- What impact did their use have on the generation of data in terms of the interviewee-interviewer dynamic and formation and sharing of women’s narratives?
- What impact did visual timelines have on the quality of data produced in telephone interviews in terms of narrative length, detail, and coverage of sensitive and emotive topics?
Findings indicated that timeline-facilitated interviews over the telephone worked effectively in The STAR Family Study; generating rich and detailed narratives of women’s personal lived experiences and encouraging ownership and autonomy over interview direction. By reflecting on data generation and quality; methodological data analysis elicited six themes;
- Participants use and adaptation of the timeline tool
- Timeline exchange at the end of the interview (returning completed timelines to the interviewer)
- Framing the interview: emphasizing that women are in control

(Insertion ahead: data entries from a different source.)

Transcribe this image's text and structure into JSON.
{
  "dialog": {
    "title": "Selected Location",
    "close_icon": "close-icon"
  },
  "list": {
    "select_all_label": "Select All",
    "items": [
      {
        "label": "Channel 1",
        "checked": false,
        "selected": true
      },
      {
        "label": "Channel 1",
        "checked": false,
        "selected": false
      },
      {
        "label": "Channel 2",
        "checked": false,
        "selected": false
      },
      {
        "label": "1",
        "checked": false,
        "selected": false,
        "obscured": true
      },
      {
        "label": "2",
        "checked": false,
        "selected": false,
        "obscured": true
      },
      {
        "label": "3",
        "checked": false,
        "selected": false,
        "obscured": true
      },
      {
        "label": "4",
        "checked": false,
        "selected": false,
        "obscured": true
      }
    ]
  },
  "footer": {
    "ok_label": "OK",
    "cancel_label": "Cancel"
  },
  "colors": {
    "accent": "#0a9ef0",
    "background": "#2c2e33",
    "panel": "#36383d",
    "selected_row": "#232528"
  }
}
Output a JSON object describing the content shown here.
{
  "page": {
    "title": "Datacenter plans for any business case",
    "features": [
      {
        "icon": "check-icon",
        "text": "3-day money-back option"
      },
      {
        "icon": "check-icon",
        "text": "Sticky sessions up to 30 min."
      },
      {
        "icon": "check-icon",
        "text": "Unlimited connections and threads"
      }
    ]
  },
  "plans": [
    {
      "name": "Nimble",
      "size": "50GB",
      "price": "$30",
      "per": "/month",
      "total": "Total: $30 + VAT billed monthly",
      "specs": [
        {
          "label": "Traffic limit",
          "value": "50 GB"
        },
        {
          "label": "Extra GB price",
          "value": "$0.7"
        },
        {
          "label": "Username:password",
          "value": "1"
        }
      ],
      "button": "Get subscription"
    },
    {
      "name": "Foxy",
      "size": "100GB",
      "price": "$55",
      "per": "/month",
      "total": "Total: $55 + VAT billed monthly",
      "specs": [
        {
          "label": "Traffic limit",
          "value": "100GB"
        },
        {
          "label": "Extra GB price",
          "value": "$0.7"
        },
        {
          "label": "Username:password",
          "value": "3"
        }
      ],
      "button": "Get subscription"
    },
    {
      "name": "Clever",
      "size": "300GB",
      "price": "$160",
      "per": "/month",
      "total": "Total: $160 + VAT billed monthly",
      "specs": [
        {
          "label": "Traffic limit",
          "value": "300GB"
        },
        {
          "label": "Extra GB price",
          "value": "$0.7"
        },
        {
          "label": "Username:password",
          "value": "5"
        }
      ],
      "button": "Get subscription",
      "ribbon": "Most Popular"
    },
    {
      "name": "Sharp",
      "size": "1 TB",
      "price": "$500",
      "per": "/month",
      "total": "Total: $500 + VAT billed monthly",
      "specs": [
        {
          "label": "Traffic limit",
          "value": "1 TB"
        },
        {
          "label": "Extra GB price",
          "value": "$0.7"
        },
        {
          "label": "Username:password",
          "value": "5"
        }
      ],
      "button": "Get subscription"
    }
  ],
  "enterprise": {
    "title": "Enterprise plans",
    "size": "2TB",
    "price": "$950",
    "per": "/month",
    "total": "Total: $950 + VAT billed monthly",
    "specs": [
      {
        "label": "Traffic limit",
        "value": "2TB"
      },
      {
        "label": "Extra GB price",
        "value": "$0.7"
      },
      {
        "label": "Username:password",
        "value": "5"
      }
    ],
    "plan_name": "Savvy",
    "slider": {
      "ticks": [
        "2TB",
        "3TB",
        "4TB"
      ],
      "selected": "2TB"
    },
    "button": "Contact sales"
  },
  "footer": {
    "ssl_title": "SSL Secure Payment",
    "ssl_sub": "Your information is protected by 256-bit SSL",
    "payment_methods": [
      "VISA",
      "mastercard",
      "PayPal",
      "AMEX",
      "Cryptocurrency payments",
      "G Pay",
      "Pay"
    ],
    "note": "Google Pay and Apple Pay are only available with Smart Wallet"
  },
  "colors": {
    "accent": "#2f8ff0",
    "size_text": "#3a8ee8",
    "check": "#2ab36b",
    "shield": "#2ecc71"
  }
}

- Jumping straight into narratives
- Taking a lead (on interview direction)
- Disclosing personal and sensitive experiences.
Timeline exchange was an interesting and unexpected finding – where non-return of the timeline meant visual data could not be used to prompt or query during the interview, or analysis. However, within our women’s centred approach, participants’ autonomy and control was prioritised over mandating timeline return, which ultimately altered an aspect of the data generation process. Understanding and balancing these implications is important when considering the use of timelines in the context of a different study.
Implications of Study Results
Implications of this methodological approach have become more apparent during the current COVID-19 pandemic, where social distancing restrictions have necessitated remote interviewing alternatives (i.e. telephone, zoom, WhatsApp, Skype). This paper emphasises that visual timelines were effective over the telephone, highlighting that other visual methods need to be explored within other contexts and settings. For those of you thinking about qualitative methods during the pandemic, this could be an opportunity to get creative – which visual methods could be adapted to work remotely and for whom? Building an evidence-based for how we can still generate rich, detailed narratives whilst working remotely could have a significant impact on how we think about generating qualitative data in the future, particularly while we navigate our way through conducting research during a pandemic.